Adding to Budd's excellent explanation, the bonds carry power for two purposes.
In electrified territory, the rails provide the return path to the substation for the 750 volts. That path is also provided through the ground, or the earth. While the ground will easily provide a return path, the rails do it better and assuring their continuity with good bonding reduces current losses and protects buried utility pipes from corrosion caused when they become a path to stray power. Rail bonds in electrified territory are very thick, to accommodate the high propulsion current loads.
On non-electrified track, thinner bonds are used, and the only power path is signal current, which is generally low voltage and amperage. Each signal "block" is a segment of track, separated from the next block by insulated rail joints. The insulated joints are made with a fiber or plastic sleeve between the rail ends and connecting bars. Signal power, generally from a battery, is fed into the rails at one end of the block and is received by an electromagnet relay at the other end. In this manner, a broken rail or bond anywhere in the block can be detected. When an axle shunts the two rails, it shorts out the battery, deactivating the electromagnet. The relay "drops," displaying the proper signal aspect in the adjacent blocks.

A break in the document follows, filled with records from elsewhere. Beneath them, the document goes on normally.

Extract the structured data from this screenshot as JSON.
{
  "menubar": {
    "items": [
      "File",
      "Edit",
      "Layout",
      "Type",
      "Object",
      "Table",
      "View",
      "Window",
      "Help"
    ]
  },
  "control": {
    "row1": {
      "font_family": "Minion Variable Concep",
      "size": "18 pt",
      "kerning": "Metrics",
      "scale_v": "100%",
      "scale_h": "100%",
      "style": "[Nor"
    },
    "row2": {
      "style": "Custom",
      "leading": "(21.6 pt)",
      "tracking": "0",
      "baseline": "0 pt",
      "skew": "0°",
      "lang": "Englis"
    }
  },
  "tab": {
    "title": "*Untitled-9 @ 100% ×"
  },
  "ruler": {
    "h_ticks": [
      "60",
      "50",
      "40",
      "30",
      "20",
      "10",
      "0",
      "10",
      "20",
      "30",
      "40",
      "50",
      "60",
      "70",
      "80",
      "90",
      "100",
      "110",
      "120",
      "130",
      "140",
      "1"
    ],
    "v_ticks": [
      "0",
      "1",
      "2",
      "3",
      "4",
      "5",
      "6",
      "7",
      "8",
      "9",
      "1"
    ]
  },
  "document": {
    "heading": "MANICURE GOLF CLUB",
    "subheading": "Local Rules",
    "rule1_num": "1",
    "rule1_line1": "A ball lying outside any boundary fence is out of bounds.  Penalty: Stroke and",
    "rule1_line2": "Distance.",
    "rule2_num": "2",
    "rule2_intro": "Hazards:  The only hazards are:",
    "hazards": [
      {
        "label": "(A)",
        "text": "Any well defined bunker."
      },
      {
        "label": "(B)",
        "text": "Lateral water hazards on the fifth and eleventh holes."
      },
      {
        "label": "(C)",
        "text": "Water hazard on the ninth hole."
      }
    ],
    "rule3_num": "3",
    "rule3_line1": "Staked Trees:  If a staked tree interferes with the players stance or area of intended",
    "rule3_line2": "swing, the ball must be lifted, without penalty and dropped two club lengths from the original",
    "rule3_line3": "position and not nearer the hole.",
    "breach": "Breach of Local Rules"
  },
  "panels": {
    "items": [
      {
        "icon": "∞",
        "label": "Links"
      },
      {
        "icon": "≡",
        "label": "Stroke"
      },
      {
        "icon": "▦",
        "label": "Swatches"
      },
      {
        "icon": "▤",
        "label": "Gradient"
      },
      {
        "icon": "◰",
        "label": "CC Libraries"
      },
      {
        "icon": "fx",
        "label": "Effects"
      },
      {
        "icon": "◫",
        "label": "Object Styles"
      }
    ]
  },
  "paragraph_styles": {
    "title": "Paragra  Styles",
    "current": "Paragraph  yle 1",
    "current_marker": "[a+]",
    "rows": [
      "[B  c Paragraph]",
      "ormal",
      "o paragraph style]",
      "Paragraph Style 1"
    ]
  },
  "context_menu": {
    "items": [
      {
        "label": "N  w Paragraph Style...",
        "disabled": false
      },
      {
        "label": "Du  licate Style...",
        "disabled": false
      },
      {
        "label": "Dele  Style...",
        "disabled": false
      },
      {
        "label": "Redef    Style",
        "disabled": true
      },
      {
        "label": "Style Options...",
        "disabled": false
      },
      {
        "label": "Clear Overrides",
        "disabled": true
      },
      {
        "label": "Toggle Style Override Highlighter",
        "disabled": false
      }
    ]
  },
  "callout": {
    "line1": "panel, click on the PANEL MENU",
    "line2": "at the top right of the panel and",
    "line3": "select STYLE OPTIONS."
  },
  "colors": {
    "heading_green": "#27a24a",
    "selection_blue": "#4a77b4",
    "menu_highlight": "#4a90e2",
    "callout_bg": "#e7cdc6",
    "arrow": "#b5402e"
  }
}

A broken track wire generally causes a "stop and proceed" signal aspect to be displayed. Thus the portion of the aspect's definition "...and watching out for broken rail..."